Celebration Breads

Appears in
Oxford Companion to Sugar and Sweets

By Darra Goldstein

Published 2015

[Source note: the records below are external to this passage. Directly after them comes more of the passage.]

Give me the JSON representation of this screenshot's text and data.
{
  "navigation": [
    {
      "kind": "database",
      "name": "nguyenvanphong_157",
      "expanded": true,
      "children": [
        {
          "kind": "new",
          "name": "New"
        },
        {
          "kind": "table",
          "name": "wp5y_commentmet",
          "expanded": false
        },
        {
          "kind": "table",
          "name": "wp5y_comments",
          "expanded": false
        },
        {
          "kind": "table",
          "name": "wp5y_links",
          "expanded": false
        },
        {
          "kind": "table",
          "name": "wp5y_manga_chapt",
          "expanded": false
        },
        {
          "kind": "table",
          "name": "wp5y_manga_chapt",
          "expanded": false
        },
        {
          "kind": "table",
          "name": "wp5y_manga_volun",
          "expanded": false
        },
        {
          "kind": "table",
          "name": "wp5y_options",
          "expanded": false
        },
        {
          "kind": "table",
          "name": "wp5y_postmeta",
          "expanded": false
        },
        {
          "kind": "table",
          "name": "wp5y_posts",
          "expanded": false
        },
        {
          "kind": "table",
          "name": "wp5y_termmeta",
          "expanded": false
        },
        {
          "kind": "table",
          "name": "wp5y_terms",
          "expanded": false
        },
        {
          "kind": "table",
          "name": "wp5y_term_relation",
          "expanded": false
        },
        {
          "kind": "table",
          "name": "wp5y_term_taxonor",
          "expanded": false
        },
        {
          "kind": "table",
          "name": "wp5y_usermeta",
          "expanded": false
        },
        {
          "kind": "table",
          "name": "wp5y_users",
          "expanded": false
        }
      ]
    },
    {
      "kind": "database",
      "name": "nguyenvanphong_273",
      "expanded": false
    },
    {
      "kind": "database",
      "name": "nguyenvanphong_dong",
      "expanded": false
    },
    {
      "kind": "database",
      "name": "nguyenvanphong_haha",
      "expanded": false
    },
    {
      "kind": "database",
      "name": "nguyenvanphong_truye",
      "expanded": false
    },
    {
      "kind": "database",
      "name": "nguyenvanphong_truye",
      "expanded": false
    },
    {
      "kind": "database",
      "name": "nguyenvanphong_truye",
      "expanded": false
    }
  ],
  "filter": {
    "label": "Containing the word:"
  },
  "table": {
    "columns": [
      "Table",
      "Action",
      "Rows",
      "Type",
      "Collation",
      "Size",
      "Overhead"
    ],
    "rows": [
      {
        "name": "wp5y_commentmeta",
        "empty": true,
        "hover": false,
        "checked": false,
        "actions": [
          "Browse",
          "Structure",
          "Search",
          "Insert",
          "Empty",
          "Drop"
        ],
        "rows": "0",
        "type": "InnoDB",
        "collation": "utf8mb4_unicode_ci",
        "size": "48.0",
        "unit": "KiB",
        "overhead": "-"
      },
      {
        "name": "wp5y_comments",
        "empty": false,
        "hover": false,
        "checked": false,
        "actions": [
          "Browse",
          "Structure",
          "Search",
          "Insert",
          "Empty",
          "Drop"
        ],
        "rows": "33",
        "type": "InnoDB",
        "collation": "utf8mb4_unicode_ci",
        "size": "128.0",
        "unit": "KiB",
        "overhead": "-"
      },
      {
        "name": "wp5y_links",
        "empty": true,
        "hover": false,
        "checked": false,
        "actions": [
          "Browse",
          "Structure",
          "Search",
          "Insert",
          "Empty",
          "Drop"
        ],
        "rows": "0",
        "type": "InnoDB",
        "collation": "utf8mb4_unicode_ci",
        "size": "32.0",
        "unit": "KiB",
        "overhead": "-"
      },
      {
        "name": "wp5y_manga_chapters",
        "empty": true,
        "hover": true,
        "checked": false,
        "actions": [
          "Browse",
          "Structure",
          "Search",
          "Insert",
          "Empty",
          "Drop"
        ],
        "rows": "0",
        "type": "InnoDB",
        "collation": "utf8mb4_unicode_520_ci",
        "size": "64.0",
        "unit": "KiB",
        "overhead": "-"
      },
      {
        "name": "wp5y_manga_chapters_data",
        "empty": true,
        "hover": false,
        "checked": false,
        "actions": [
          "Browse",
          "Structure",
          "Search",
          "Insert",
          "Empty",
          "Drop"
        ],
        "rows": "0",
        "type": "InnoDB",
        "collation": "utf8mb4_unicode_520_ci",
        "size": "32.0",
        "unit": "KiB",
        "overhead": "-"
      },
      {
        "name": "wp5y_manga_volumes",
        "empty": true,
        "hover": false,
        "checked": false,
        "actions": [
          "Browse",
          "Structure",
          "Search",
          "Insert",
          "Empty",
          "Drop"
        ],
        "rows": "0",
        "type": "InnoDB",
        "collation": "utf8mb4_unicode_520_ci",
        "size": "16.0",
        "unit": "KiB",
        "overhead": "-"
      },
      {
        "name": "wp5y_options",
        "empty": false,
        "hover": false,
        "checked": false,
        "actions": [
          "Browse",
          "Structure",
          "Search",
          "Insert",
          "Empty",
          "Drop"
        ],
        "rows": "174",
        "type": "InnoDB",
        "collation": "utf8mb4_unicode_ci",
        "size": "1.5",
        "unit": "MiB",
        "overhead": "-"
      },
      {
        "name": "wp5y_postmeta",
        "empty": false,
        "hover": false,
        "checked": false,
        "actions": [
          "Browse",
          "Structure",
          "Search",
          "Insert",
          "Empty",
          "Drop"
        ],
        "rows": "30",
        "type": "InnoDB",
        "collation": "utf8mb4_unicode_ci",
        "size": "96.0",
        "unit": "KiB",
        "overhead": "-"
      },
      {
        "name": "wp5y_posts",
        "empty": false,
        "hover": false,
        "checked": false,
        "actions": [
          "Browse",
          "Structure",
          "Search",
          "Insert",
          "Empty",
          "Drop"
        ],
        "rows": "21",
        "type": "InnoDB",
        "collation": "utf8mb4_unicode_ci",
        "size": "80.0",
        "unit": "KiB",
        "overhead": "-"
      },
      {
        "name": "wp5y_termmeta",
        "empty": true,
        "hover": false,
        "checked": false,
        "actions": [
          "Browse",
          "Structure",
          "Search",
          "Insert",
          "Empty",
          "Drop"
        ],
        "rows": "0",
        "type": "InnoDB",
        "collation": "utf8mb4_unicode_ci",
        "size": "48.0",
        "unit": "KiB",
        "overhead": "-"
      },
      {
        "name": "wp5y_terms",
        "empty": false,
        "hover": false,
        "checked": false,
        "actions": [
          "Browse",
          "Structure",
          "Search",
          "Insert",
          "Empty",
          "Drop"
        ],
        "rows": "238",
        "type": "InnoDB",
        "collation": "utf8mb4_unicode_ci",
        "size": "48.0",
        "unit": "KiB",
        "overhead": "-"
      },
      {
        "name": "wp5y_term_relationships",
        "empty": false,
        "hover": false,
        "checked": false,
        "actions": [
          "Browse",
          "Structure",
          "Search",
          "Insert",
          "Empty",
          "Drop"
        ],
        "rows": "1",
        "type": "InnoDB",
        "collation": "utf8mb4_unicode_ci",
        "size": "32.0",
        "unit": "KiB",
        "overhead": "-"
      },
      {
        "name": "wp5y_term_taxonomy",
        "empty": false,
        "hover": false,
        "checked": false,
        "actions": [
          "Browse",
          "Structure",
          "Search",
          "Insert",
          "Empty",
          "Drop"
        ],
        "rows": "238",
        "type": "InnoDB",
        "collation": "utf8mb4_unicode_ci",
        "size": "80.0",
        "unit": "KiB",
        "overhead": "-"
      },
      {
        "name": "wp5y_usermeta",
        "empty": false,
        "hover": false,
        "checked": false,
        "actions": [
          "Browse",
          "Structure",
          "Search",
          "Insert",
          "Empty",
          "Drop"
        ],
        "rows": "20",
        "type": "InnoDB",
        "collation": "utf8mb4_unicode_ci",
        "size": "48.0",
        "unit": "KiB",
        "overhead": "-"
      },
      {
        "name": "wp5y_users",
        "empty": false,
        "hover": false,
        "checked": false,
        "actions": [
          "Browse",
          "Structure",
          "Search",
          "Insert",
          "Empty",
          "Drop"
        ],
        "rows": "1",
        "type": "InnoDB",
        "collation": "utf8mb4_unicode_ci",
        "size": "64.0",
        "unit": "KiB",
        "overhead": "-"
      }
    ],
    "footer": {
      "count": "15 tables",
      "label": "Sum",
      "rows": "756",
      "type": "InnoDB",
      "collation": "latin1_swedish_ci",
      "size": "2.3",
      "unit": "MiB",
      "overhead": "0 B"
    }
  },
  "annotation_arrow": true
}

  • About
It is a truism that every major world religion regards bread as a theological or cosmological symbol as well as an essential food. In many culturally specific breads, the ingredients and methodology are similar, sometimes nearly identical, to breads from other regions, and the differences may be as simple as a twist, a chosen braid, a garnish, or a particular spice, fruit, or nut. Unlike “everyday” breads, consumed primarily as a foodstuff and less for commemorative or symbolic meaning, celebration breads fulfill synchronous cultural functions regardless of their geographical context. Such breads are often used as vehicles through which stories are told and knowledge is passed from generation to generation via rituals, music, and festivities. The ample use of eggs, for example, is both symbolic and practical, as many of these breads are made after long fasting periods in which eggs, universal symbols of life and birth, are collected but not used until the actual day of festivity, when the fast is finally broken.